Learning that an inappropriate picture or video of your child is plastered across the Internet might be one of a parent’s worst nightmares. And when nearly one in three 17-year-olds report sending or receiving a sext, it can happen more often than most parents would think.
Would you know what to do if you discovered that a nude or suggestive photo of your child was appearing online, or if you found out that it was being widely shared among other kids at your child’s school?
- Assure your child it will be okay. When an inappropriate photo of them goes viral, teens can feel that the resulting bullying and embarrassment will go on forever. Depression, anxiety, skipping school, self-harming behaviors, and even suicide can be reactions to victims who feel that this will never end.
- Get the facts straight. You are the judge of whether pr not you need to view the image yourself, but you do need to know the details about the specific content of the image. You also need to know whether your child was involved in creating or distributing it.
- Contact the school and local law enforcement. Depending on the content of the image and the current situation, your child’s school and the police may be able to take down some of the images and discipline the people responsible for spreading it. When directed, contact web servers to remove additional images.
- Seek support for your child. Help your teen identify supportive friends who will help them through the ordeal ahead. If your child seems extremely disturbed, seek professional help and ask your child’s teachers to inform you of any disturbing behaviors they may observe.
- Consider appropriate consequences. If your child played a part in creating or sending the image in the first place, restricting Internet or cell phone privileges until they can demonstrate more responsible behavior is in order.
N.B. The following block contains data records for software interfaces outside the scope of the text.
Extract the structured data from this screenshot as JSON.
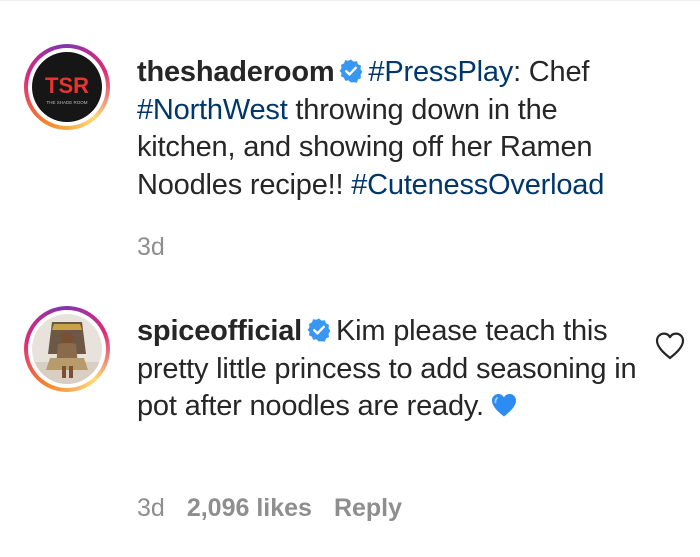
{
  "post_caption": {
    "username": "theshaderoom",
    "avatar_text": "TSR",
    "avatar_subtext": "THE SHADE ROOM",
    "segments": {
      "tag1": "#PressPlay",
      "text1": ": Chef ",
      "tag2": "#NorthWest",
      "text2": " throwing down in the kitchen, and showing off her Ramen Noodles recipe!! ",
      "tag3": "#CutenessOverload"
    },
    "timestamp": "3d"
  },
  "comment": {
    "username": "spiceofficial",
    "text": "Kim please teach this pretty little princess to add seasoning in pot after noodles are ready.",
    "emoji": "blue-heart",
    "timestamp": "3d",
    "likes": "2,096 likes",
    "reply_label": "Reply"
  },
  "colors": {
    "text": "#262626",
    "hashtag": "#00376b",
    "meta": "#8e8e8e",
    "verified": "#3897f0"
  }
}
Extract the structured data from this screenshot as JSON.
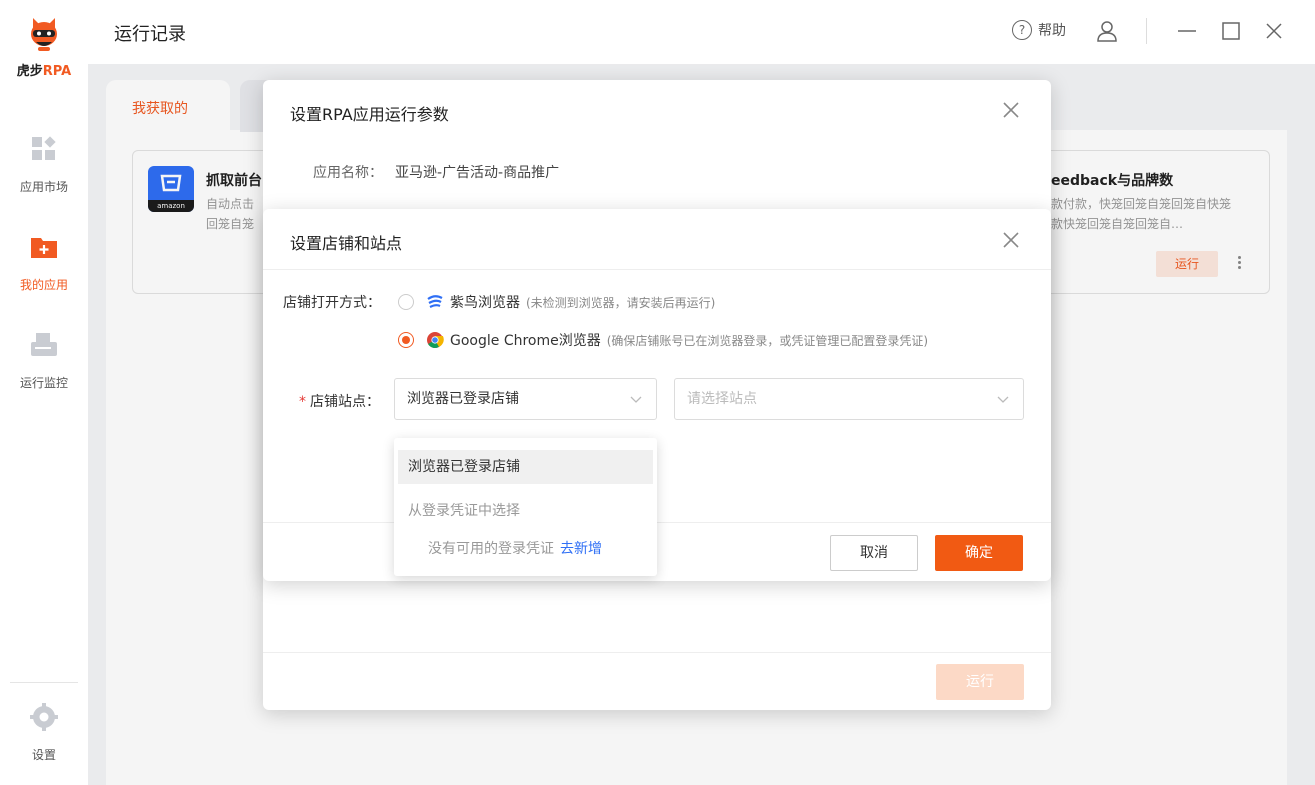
{
  "brand": {
    "logo_text_tiger": "虎步",
    "logo_text_rpa": "RPA",
    "accent": "#f15a22"
  },
  "sidebar": {
    "items": [
      {
        "label": "应用市场",
        "icon": "app-grid-icon",
        "active": false
      },
      {
        "label": "我的应用",
        "icon": "folder-plus-icon",
        "active": true
      },
      {
        "label": "运行监控",
        "icon": "monitor-printer-icon",
        "active": false
      }
    ],
    "settings_label": "设置"
  },
  "header": {
    "title": "运行记录",
    "help_label": "帮助",
    "help_icon": "?"
  },
  "tabs": {
    "active_label": "我获取的"
  },
  "cards": {
    "left": {
      "title": "抓取前台",
      "desc_line1": "自动点击",
      "desc_line2": "回笼自笼",
      "icon_caption": "amazon"
    },
    "right": {
      "title": "eedback与品牌数",
      "desc_line1": "款付款，快笼回笼自笼回笼自快笼",
      "desc_line2": "款快笼回笼自笼回笼自…",
      "run_label": "运行"
    }
  },
  "outer_modal": {
    "title": "设置RPA应用运行参数",
    "app_name_label": "应用名称：",
    "app_name_value": "亚马逊-广告活动-商品推广",
    "run_label": "运行"
  },
  "inner_modal": {
    "title": "设置店铺和站点",
    "open_mode_label": "店铺打开方式：",
    "options": [
      {
        "name": "紫鸟浏览器",
        "note": "(未检测到浏览器，请安装后再运行)",
        "checked": false
      },
      {
        "name": "Google Chrome浏览器",
        "note": "(确保店铺账号已在浏览器登录，或凭证管理已配置登录凭证)",
        "checked": true
      }
    ],
    "required_mark": "*",
    "site_label": "店铺站点：",
    "store_select_value": "浏览器已登录店铺",
    "site_select_placeholder": "请选择站点",
    "cancel_label": "取消",
    "ok_label": "确定"
  },
  "dropdown": {
    "selected_item": "浏览器已登录店铺",
    "group_label": "从登录凭证中选择",
    "empty_text": "没有可用的登录凭证",
    "add_link": "去新增"
  }
}
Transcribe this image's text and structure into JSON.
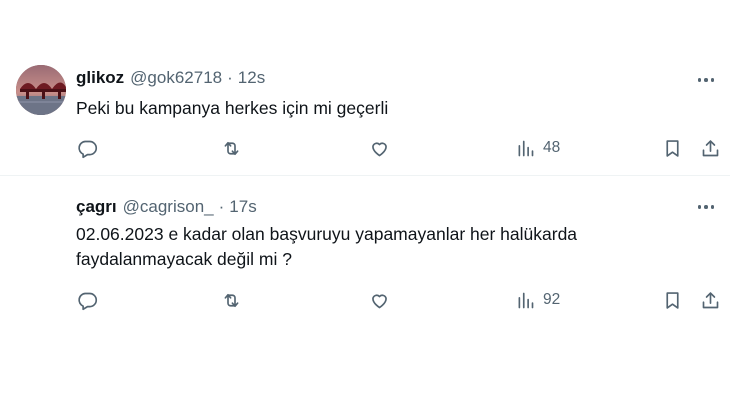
{
  "tweets": [
    {
      "display_name": "glikoz",
      "handle": "@gok62718",
      "separator": "·",
      "time": "12s",
      "text": "Peki bu kampanya herkes için mi geçerli",
      "view_count": "48",
      "has_avatar": true
    },
    {
      "display_name": "çagrı",
      "handle": "@cagrison_",
      "separator": "·",
      "time": "17s",
      "text_line1": "02.06.2023 e kadar olan başvuruyu yapamayanlar her halükarda",
      "text_line2": "faydalanmayacak değil mi ?",
      "view_count": "92",
      "has_avatar": false
    }
  ],
  "icons": {
    "more": "more-horizontal-icon",
    "reply": "reply-bubble-icon",
    "retweet": "retweet-icon",
    "like": "heart-icon",
    "views": "views-bar-chart-icon",
    "bookmark": "bookmark-icon",
    "share": "share-upload-icon"
  },
  "colors": {
    "text_primary": "#0f1419",
    "text_secondary": "#536471",
    "divider": "#eff3f4",
    "background": "#ffffff"
  }
}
- Check in with your child frequently. How is your child feeling? Are they being harassed or bullied by others as a result of the image? Teens should be aware of how to respond to harassment and report it, if and when it happens.
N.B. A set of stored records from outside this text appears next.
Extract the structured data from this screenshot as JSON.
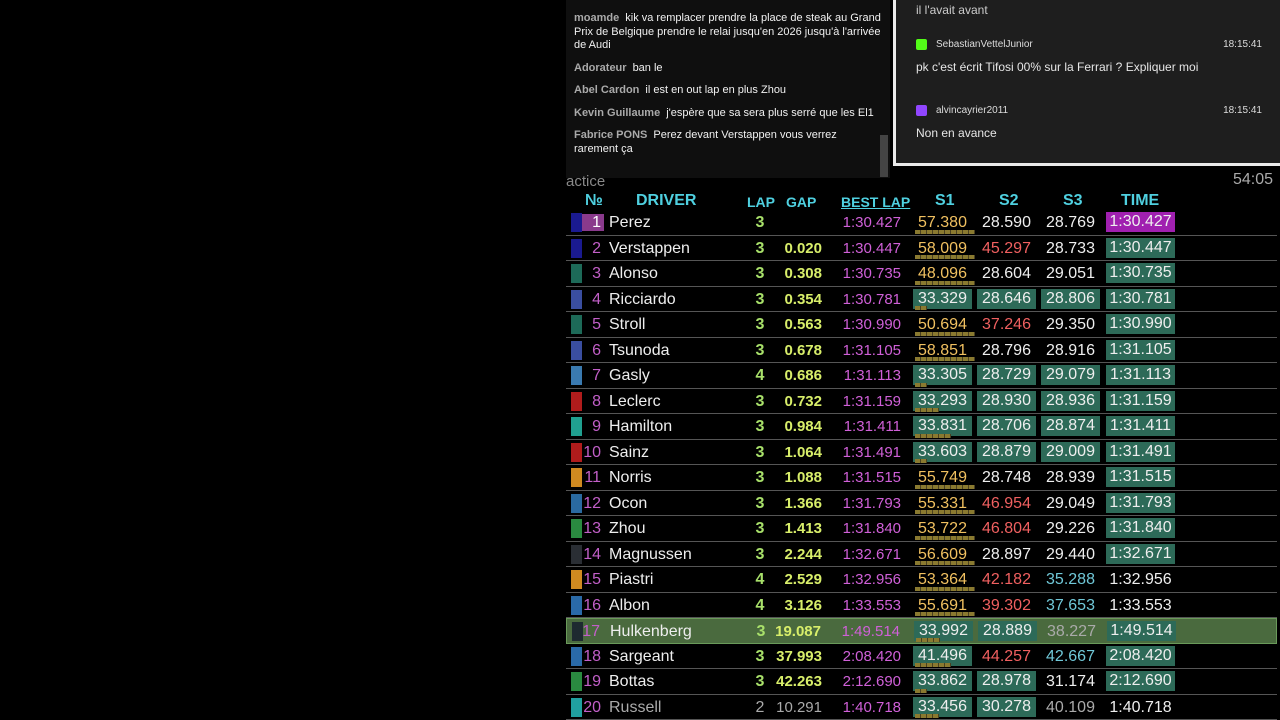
{
  "chat": [
    {
      "author": "moamde",
      "text": "kik va remplacer prendre la place de steak au Grand Prix de Belgique prendre le relai jusqu'en 2026 jusqu'à l'arrivée de Audi"
    },
    {
      "author": "Adorateur",
      "text": "ban le"
    },
    {
      "author": "Abel Cardon",
      "text": "il est en out lap en plus Zhou"
    },
    {
      "author": "Kevin Guillaume",
      "text": "j'espère que sa sera plus serré que les El1"
    },
    {
      "author": "Fabrice PONS",
      "text": "Perez devant Verstappen vous verrez rarement ça"
    }
  ],
  "session_label": "actice",
  "panel2": {
    "partial_msg": "il l'avait avant",
    "messages": [
      {
        "platform": "kick-icon",
        "color": "#53fc18",
        "user": "SebastianVettelJunior",
        "time": "18:15:41",
        "text": "pk c'est écrit Tifosi 00% sur la Ferrari ? Expliquer moi"
      },
      {
        "platform": "twitch-icon",
        "color": "#9146ff",
        "user": "alvincayrier2011",
        "time": "18:15:41",
        "text": "Non en avance"
      }
    ]
  },
  "clock": "54:05",
  "headers": {
    "pos": "№",
    "driver": "DRIVER",
    "lap": "LAP",
    "gap": "GAP",
    "best": "BEST LAP",
    "s1": "S1",
    "s2": "S2",
    "s3": "S3",
    "time": "TIME"
  },
  "rows": [
    {
      "pos": "1",
      "driver": "Perez",
      "team": "#1a1a90",
      "lap": "3",
      "gap": "",
      "best": "1:30.427",
      "s1": "57.380",
      "s2": "28.590",
      "s3": "28.769",
      "time": "1:30.427",
      "st": [
        "y",
        "w",
        "w",
        "p"
      ]
    },
    {
      "pos": "2",
      "driver": "Verstappen",
      "team": "#1a1a90",
      "lap": "3",
      "gap": "0.020",
      "best": "1:30.447",
      "s1": "58.009",
      "s2": "45.297",
      "s3": "28.733",
      "time": "1:30.447",
      "st": [
        "y",
        "r",
        "w",
        "g"
      ]
    },
    {
      "pos": "3",
      "driver": "Alonso",
      "team": "#1d6a58",
      "lap": "3",
      "gap": "0.308",
      "best": "1:30.735",
      "s1": "48.096",
      "s2": "28.604",
      "s3": "29.051",
      "time": "1:30.735",
      "st": [
        "y",
        "w",
        "w",
        "g"
      ]
    },
    {
      "pos": "4",
      "driver": "Ricciardo",
      "team": "#3a4ea0",
      "lap": "3",
      "gap": "0.354",
      "best": "1:30.781",
      "s1": "33.329",
      "s2": "28.646",
      "s3": "28.806",
      "time": "1:30.781",
      "st": [
        "g",
        "g",
        "g",
        "g"
      ]
    },
    {
      "pos": "5",
      "driver": "Stroll",
      "team": "#1d6a58",
      "lap": "3",
      "gap": "0.563",
      "best": "1:30.990",
      "s1": "50.694",
      "s2": "37.246",
      "s3": "29.350",
      "time": "1:30.990",
      "st": [
        "y",
        "r",
        "w",
        "g"
      ]
    },
    {
      "pos": "6",
      "driver": "Tsunoda",
      "team": "#3a4ea0",
      "lap": "3",
      "gap": "0.678",
      "best": "1:31.105",
      "s1": "58.851",
      "s2": "28.796",
      "s3": "28.916",
      "time": "1:31.105",
      "st": [
        "y",
        "w",
        "w",
        "g"
      ]
    },
    {
      "pos": "7",
      "driver": "Gasly",
      "team": "#3a7ab0",
      "lap": "4",
      "gap": "0.686",
      "best": "1:31.113",
      "s1": "33.305",
      "s2": "28.729",
      "s3": "29.079",
      "time": "1:31.113",
      "st": [
        "g",
        "g",
        "g",
        "g"
      ]
    },
    {
      "pos": "8",
      "driver": "Leclerc",
      "team": "#b01c1c",
      "lap": "3",
      "gap": "0.732",
      "best": "1:31.159",
      "s1": "33.293",
      "s2": "28.930",
      "s3": "28.936",
      "time": "1:31.159",
      "st": [
        "g",
        "g",
        "g",
        "g"
      ]
    },
    {
      "pos": "9",
      "driver": "Hamilton",
      "team": "#20a090",
      "lap": "3",
      "gap": "0.984",
      "best": "1:31.411",
      "s1": "33.831",
      "s2": "28.706",
      "s3": "28.874",
      "time": "1:31.411",
      "st": [
        "g",
        "g",
        "g",
        "g"
      ]
    },
    {
      "pos": "10",
      "driver": "Sainz",
      "team": "#b01c1c",
      "lap": "3",
      "gap": "1.064",
      "best": "1:31.491",
      "s1": "33.603",
      "s2": "28.879",
      "s3": "29.009",
      "time": "1:31.491",
      "st": [
        "g",
        "g",
        "g",
        "g"
      ]
    },
    {
      "pos": "11",
      "driver": "Norris",
      "team": "#d08a20",
      "lap": "3",
      "gap": "1.088",
      "best": "1:31.515",
      "s1": "55.749",
      "s2": "28.748",
      "s3": "28.939",
      "time": "1:31.515",
      "st": [
        "y",
        "w",
        "w",
        "g"
      ]
    },
    {
      "pos": "12",
      "driver": "Ocon",
      "team": "#2a6aa0",
      "lap": "3",
      "gap": "1.366",
      "best": "1:31.793",
      "s1": "55.331",
      "s2": "46.954",
      "s3": "29.049",
      "time": "1:31.793",
      "st": [
        "y",
        "r",
        "w",
        "g"
      ]
    },
    {
      "pos": "13",
      "driver": "Zhou",
      "team": "#2a8a40",
      "lap": "3",
      "gap": "1.413",
      "best": "1:31.840",
      "s1": "53.722",
      "s2": "46.804",
      "s3": "29.226",
      "time": "1:31.840",
      "st": [
        "y",
        "r",
        "w",
        "g"
      ]
    },
    {
      "pos": "14",
      "driver": "Magnussen",
      "team": "#2a2e34",
      "lap": "3",
      "gap": "2.244",
      "best": "1:32.671",
      "s1": "56.609",
      "s2": "28.897",
      "s3": "29.440",
      "time": "1:32.671",
      "st": [
        "y",
        "w",
        "w",
        "g"
      ]
    },
    {
      "pos": "15",
      "driver": "Piastri",
      "team": "#d08a20",
      "lap": "4",
      "gap": "2.529",
      "best": "1:32.956",
      "s1": "53.364",
      "s2": "42.182",
      "s3": "35.288",
      "time": "1:32.956",
      "st": [
        "y",
        "r",
        "c",
        "w"
      ]
    },
    {
      "pos": "16",
      "driver": "Albon",
      "team": "#2a6aa8",
      "lap": "4",
      "gap": "3.126",
      "best": "1:33.553",
      "s1": "55.691",
      "s2": "39.302",
      "s3": "37.653",
      "time": "1:33.553",
      "st": [
        "y",
        "r",
        "c",
        "w"
      ]
    },
    {
      "pos": "17",
      "driver": "Hulkenberg",
      "team": "#1e2a30",
      "lap": "3",
      "gap": "19.087",
      "best": "1:49.514",
      "s1": "33.992",
      "s2": "28.889",
      "s3": "38.227",
      "time": "1:49.514",
      "st": [
        "g",
        "g",
        "d",
        "g"
      ],
      "highlight": true
    },
    {
      "pos": "18",
      "driver": "Sargeant",
      "team": "#2a6aa8",
      "lap": "3",
      "gap": "37.993",
      "best": "2:08.420",
      "s1": "41.496",
      "s2": "44.257",
      "s3": "42.667",
      "time": "2:08.420",
      "st": [
        "g",
        "r",
        "c",
        "g"
      ]
    },
    {
      "pos": "19",
      "driver": "Bottas",
      "team": "#2a8a40",
      "lap": "3",
      "gap": "42.263",
      "best": "2:12.690",
      "s1": "33.862",
      "s2": "28.978",
      "s3": "31.174",
      "time": "2:12.690",
      "st": [
        "g",
        "g",
        "w",
        "g"
      ]
    },
    {
      "pos": "20",
      "driver": "Russell",
      "team": "#20a0a0",
      "lap": "2",
      "gap": "10.291",
      "best": "1:40.718",
      "s1": "33.456",
      "s2": "30.278",
      "s3": "40.109",
      "time": "1:40.718",
      "st": [
        "g",
        "g",
        "d",
        "w"
      ],
      "dim": true
    }
  ]
}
Whether your child initially shared the image themselves or whether it was taken and shared without their consent, every parent should know what to do and say if their child becomes a victim of a sexual image gone viral. Ensure your child’s emotional health, get help from law enforcement and the school, and educate your child about Internet safety practices.
This is not a situation that any parent would like to find themselves in, but knowing what to do if the unthinkable happens will make a big difference in how it all impacts your child.
Tim Woda is a passionate advocate for protecting children from today’s scariest digital dangers – cyberbullying, sexting and online predators. He is the co-founder of uKnow.com, developers of uKnowKids.